BOSTON — The Massachusetts Department of Public Health announced the first human case of West Nile virus (WNV) in the state this year. The individual is a female in her 80s who was likely exposed to the virus in Middlesex County, an area known to be at moderate risk. The risk of human infection with WNV is moderate in the Greater Boston area and several towns in Bristol and Worcester counties. There are no risk-level changes associated with this finding; there have been no deaths this year associated with WNV.
“This is the first time that West Nile virus infection has been identified in a person in Massachusetts this year,” said Margret Cooke, acting Public Health commissioner. “Risk from West Nile virus has been slow to increase this year. This is an important reminder that we all need to continue to take steps to protect ourselves and our families from mosquito bites.”
Although late in the season, the substantial amount of rain in the region in July and the recent hot weather have resulted in an increase in the population of the Culex species of mosquitoes, known to spread West Nile virus and breed in places where standing water accumulates.
In 2020, there were five human cases of WNV infection identified in Massachusetts. WNV is usually transmitted to humans through the bite of an infected mosquito.

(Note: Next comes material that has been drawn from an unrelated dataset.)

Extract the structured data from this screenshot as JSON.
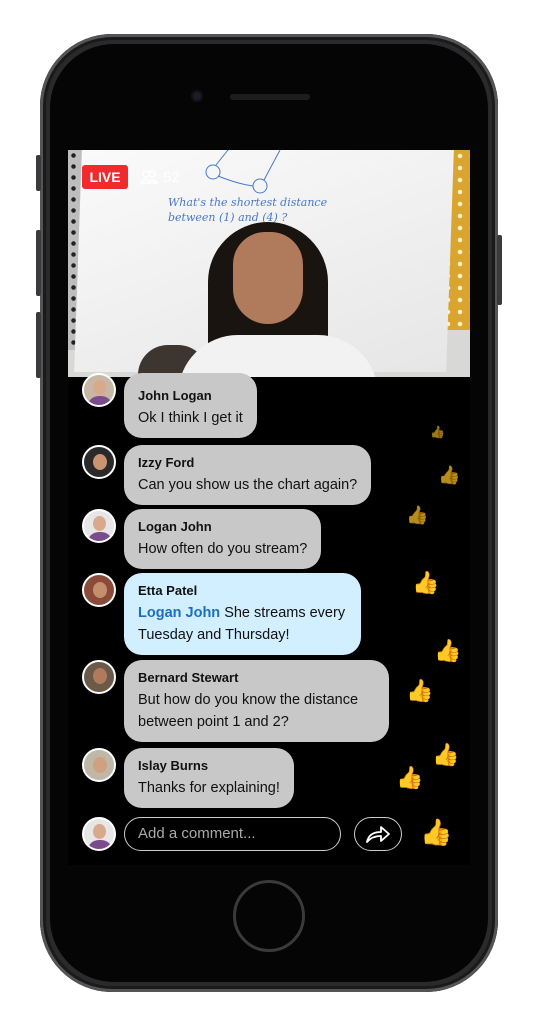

While it can infect people of all ages, people over the age of 50 are at higher risk for severe disease. Most people infected with WNV will have no symptoms. When present, symptoms tend to include fever and flu-like illness. In rare cases, more severe illness can occur.